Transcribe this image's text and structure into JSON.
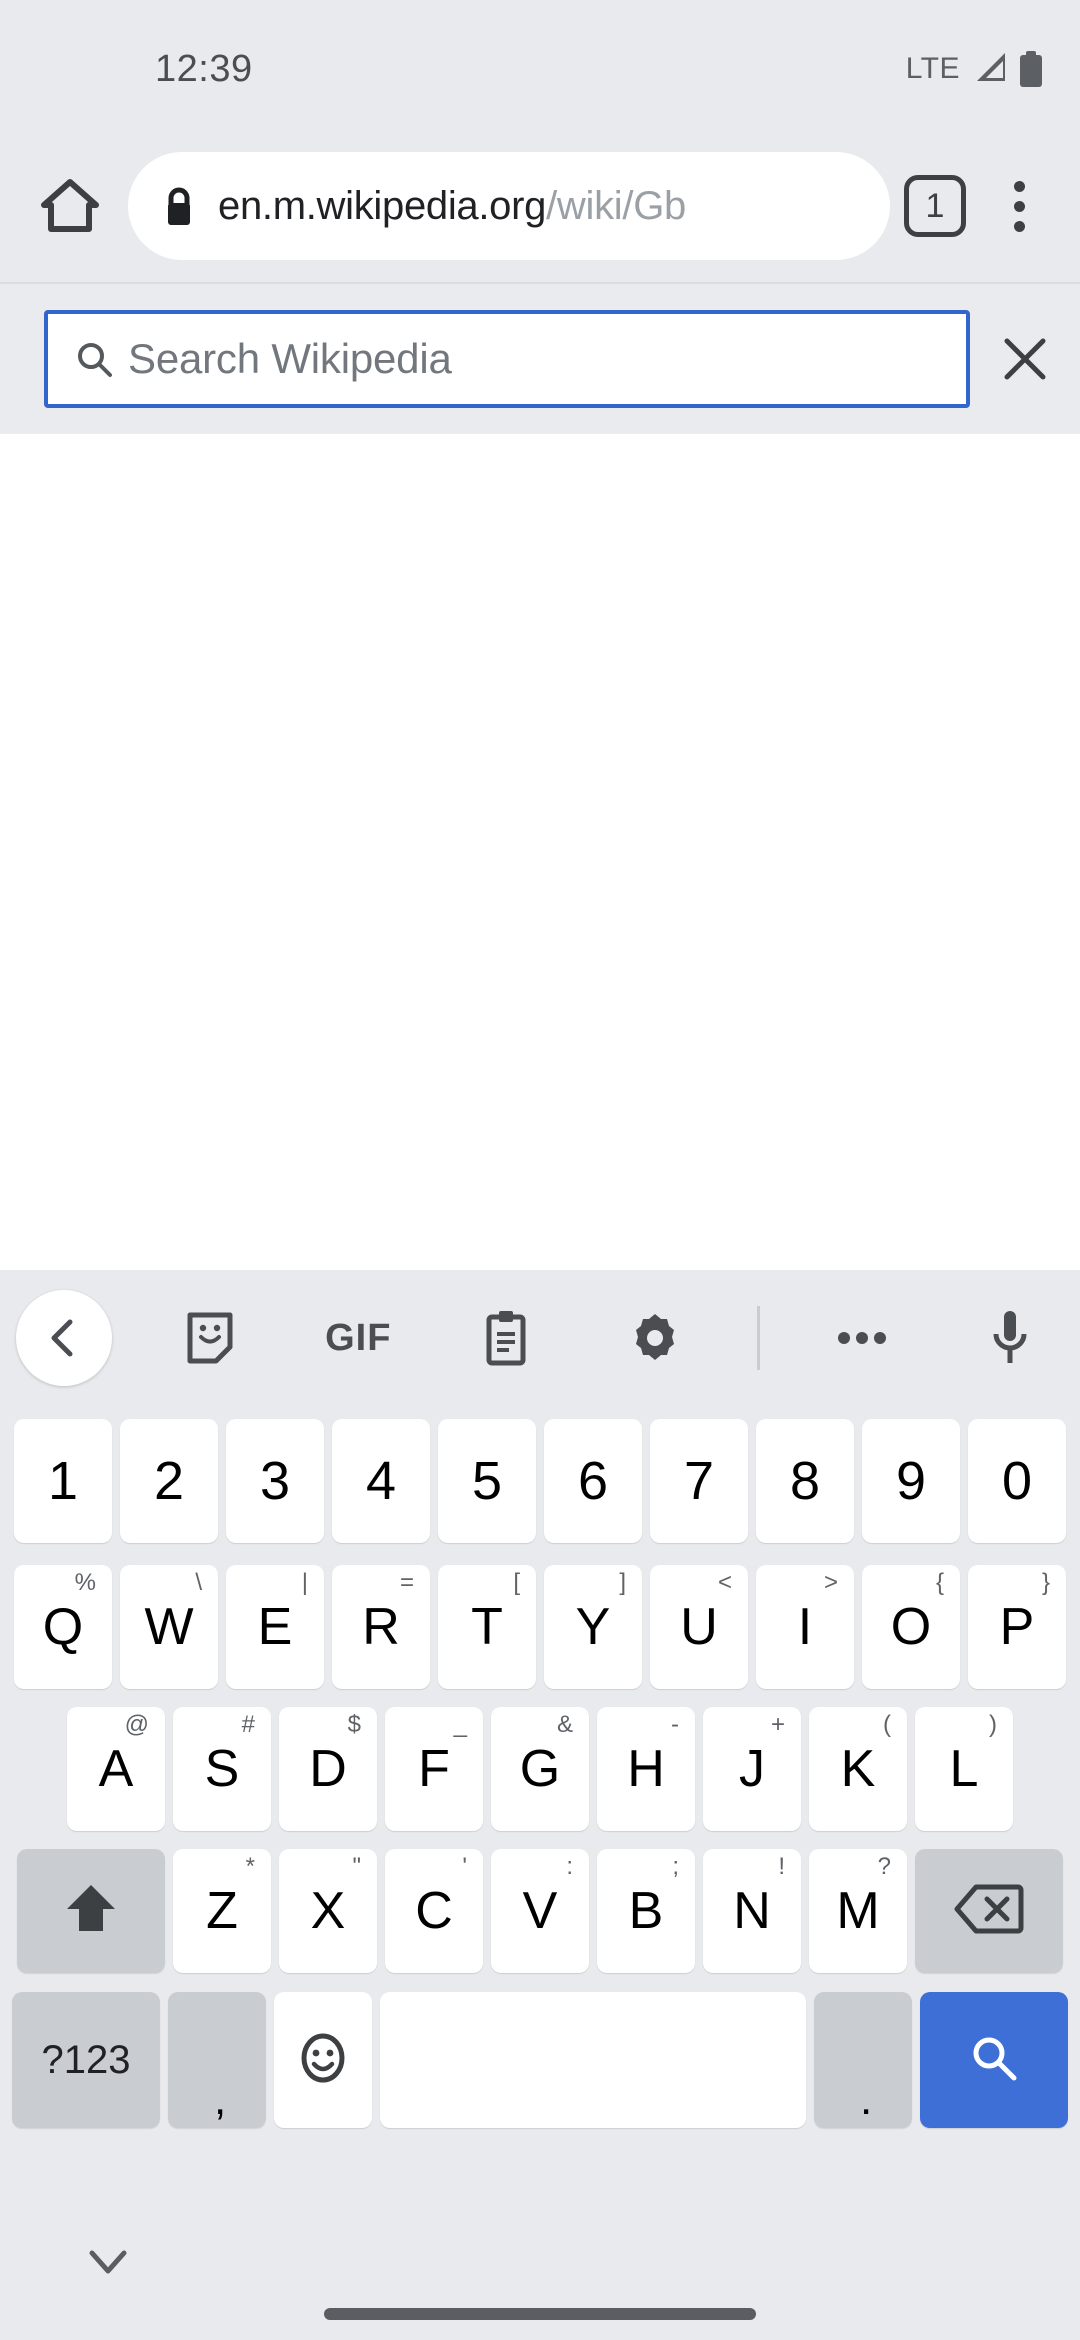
{
  "status_bar": {
    "clock": "12:39",
    "network_label": "LTE",
    "signal_icon": "signal-triangle-icon",
    "battery_icon": "battery-full-icon"
  },
  "browser": {
    "home_icon": "home-icon",
    "lock_icon": "lock-icon",
    "url_domain": "en.m.wikipedia.org",
    "url_path": "/wiki/Gb",
    "tab_count": "1",
    "menu_icon": "kebab-menu-icon"
  },
  "wiki_search": {
    "search_icon": "search-icon",
    "placeholder": "Search Wikipedia",
    "value": "",
    "close_icon": "close-x-icon"
  },
  "keyboard": {
    "toolbar": [
      {
        "name": "back-chevron-icon",
        "label": ""
      },
      {
        "name": "sticker-icon",
        "label": ""
      },
      {
        "name": "gif-icon",
        "label": "GIF"
      },
      {
        "name": "clipboard-icon",
        "label": ""
      },
      {
        "name": "settings-gear-icon",
        "label": ""
      },
      {
        "name": "toolbar-divider",
        "label": ""
      },
      {
        "name": "more-options-icon",
        "label": ""
      },
      {
        "name": "microphone-icon",
        "label": ""
      }
    ],
    "row_numbers": [
      {
        "key": "1"
      },
      {
        "key": "2"
      },
      {
        "key": "3"
      },
      {
        "key": "4"
      },
      {
        "key": "5"
      },
      {
        "key": "6"
      },
      {
        "key": "7"
      },
      {
        "key": "8"
      },
      {
        "key": "9"
      },
      {
        "key": "0"
      }
    ],
    "row_top": [
      {
        "key": "Q",
        "sub": "%"
      },
      {
        "key": "W",
        "sub": "\\"
      },
      {
        "key": "E",
        "sub": "|"
      },
      {
        "key": "R",
        "sub": "="
      },
      {
        "key": "T",
        "sub": "["
      },
      {
        "key": "Y",
        "sub": "]"
      },
      {
        "key": "U",
        "sub": "<"
      },
      {
        "key": "I",
        "sub": ">"
      },
      {
        "key": "O",
        "sub": "{"
      },
      {
        "key": "P",
        "sub": "}"
      }
    ],
    "row_home": [
      {
        "key": "A",
        "sub": "@"
      },
      {
        "key": "S",
        "sub": "#"
      },
      {
        "key": "D",
        "sub": "$"
      },
      {
        "key": "F",
        "sub": "_"
      },
      {
        "key": "G",
        "sub": "&"
      },
      {
        "key": "H",
        "sub": "-"
      },
      {
        "key": "J",
        "sub": "+"
      },
      {
        "key": "K",
        "sub": "("
      },
      {
        "key": "L",
        "sub": ")"
      }
    ],
    "row_bottom": [
      {
        "key": "Z",
        "sub": "*"
      },
      {
        "key": "X",
        "sub": "\""
      },
      {
        "key": "C",
        "sub": "'"
      },
      {
        "key": "V",
        "sub": ":"
      },
      {
        "key": "B",
        "sub": ";"
      },
      {
        "key": "N",
        "sub": "!"
      },
      {
        "key": "M",
        "sub": "?"
      }
    ],
    "shift_icon": "shift-arrow-icon",
    "backspace_icon": "backspace-icon",
    "symbols_label": "?123",
    "comma_label": ",",
    "emoji_icon": "emoji-smiley-icon",
    "space_label": "",
    "period_label": ".",
    "enter_icon": "search-enter-icon",
    "accent_color": "#3d6fd6"
  },
  "nav_bar": {
    "dismiss_icon": "chevron-down-icon",
    "home_pill": "gesture-home-bar"
  }
}
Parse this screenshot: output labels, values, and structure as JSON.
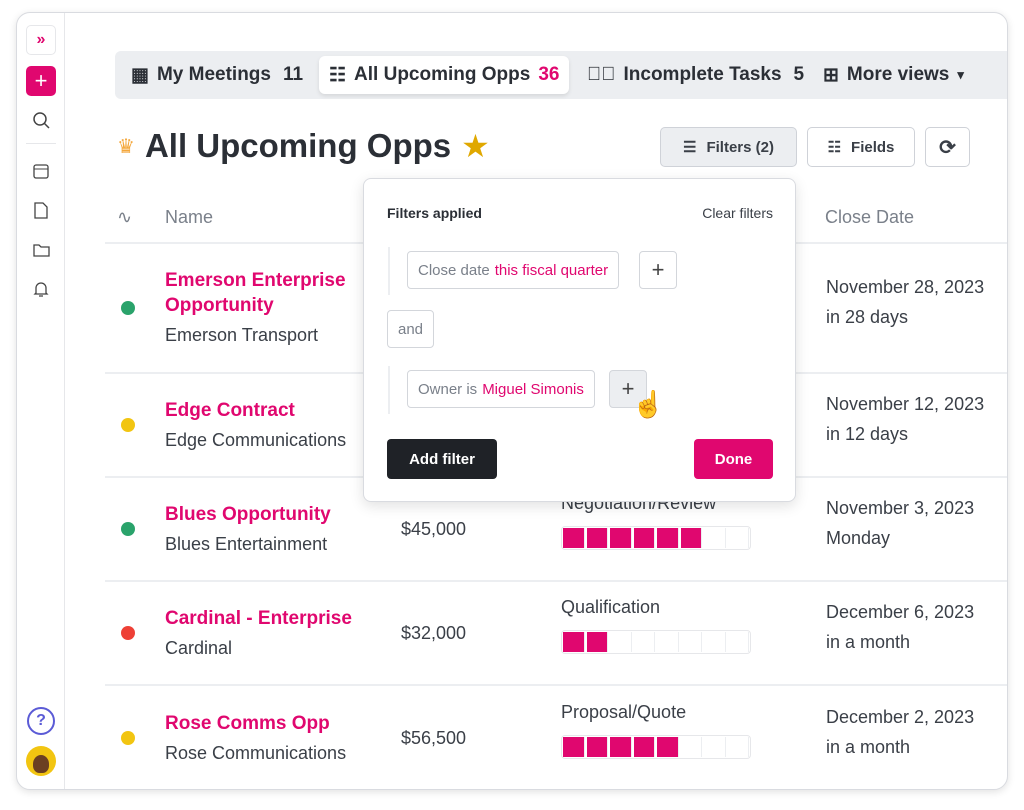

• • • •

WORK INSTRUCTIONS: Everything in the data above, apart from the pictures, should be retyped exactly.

YOUR SOLUTION:
Transcribe this image's text and structure into JSON.
{
  "status_bar": {
    "clock": "12:39",
    "network_label": "LTE",
    "signal_icon": "signal-triangle-icon",
    "battery_icon": "battery-full-icon"
  },
  "browser": {
    "home_icon": "home-icon",
    "lock_icon": "lock-icon",
    "url_domain": "en.m.wikipedia.org",
    "url_path": "/wiki/Gb",
    "tab_count": "1",
    "menu_icon": "kebab-menu-icon"
  },
  "wiki_search": {
    "search_icon": "search-icon",
    "placeholder": "Search Wikipedia",
    "value": "",
    "close_icon": "close-x-icon"
  },
  "keyboard": {
    "toolbar": [
      {
        "name": "back-chevron-icon",
        "label": ""
      },
      {
        "name": "sticker-icon",
        "label": ""
      },
      {
        "name": "gif-icon",
        "label": "GIF"
      },
      {
        "name": "clipboard-icon",
        "label": ""
      },
      {
        "name": "settings-gear-icon",
        "label": ""
      },
      {
        "name": "toolbar-divider",
        "label": ""
      },
      {
        "name": "more-options-icon",
        "label": ""
      },
      {
        "name": "microphone-icon",
        "label": ""
      }
    ],
    "row_numbers": [
      {
        "key": "1"
      },
      {
        "key": "2"
      },
      {
        "key": "3"
      },
      {
        "key": "4"
      },
      {
        "key": "5"
      },
      {
        "key": "6"
      },
      {
        "key": "7"
      },
      {
        "key": "8"
      },
      {
        "key": "9"
      },
      {
        "key": "0"
      }
    ],
    "row_top": [
      {
        "key": "Q",
        "sub": "%"
      },
      {
        "key": "W",
        "sub": "\\"
      },
      {
        "key": "E",
        "sub": "|"
      },
      {
        "key": "R",
        "sub": "="
      },
      {
        "key": "T",
        "sub": "["
      },
      {
        "key": "Y",
        "sub": "]"
      },
      {
        "key": "U",
        "sub": "<"
      },
      {
        "key": "I",
        "sub": ">"
      },
      {
        "key": "O",
        "sub": "{"
      },
      {
        "key": "P",
        "sub": "}"
      }
    ],
    "row_home": [
      {
        "key": "A",
        "sub": "@"
      },
      {
        "key": "S",
        "sub": "#"
      },
      {
        "key": "D",
        "sub": "$"
      },
      {
        "key": "F",
        "sub": "_"
      },
      {
        "key": "G",
        "sub": "&"
      },
      {
        "key": "H",
        "sub": "-"
      },
      {
        "key": "J",
        "sub": "+"
      },
      {
        "key": "K",
        "sub": "("
      },
      {
        "key": "L",
        "sub": ")"
      }
    ],
    "row_bottom": [
      {
        "key": "Z",
        "sub": "*"
      },
      {
        "key": "X",
        "sub": "\""
      },
      {
        "key": "C",
        "sub": "'"
      },
      {
        "key": "V",
        "sub": ":"
      },
      {
        "key": "B",
        "sub": ";"
      },
      {
        "key": "N",
        "sub": "!"
      },
      {
        "key": "M",
        "sub": "?"
      }
    ],
    "shift_icon": "shift-arrow-icon",
    "backspace_icon": "backspace-icon",
    "symbols_label": "?123",
    "comma_label": ",",
    "emoji_icon": "emoji-smiley-icon",
    "space_label": "",
    "period_label": ".",
    "enter_icon": "search-enter-icon",
    "accent_color": "#3d6fd6"
  },
  "nav_bar": {
    "dismiss_icon": "chevron-down-icon",
    "home_pill": "gesture-home-bar"
  }
}
Parse this screenshot: output labels, values, and structure as JSON.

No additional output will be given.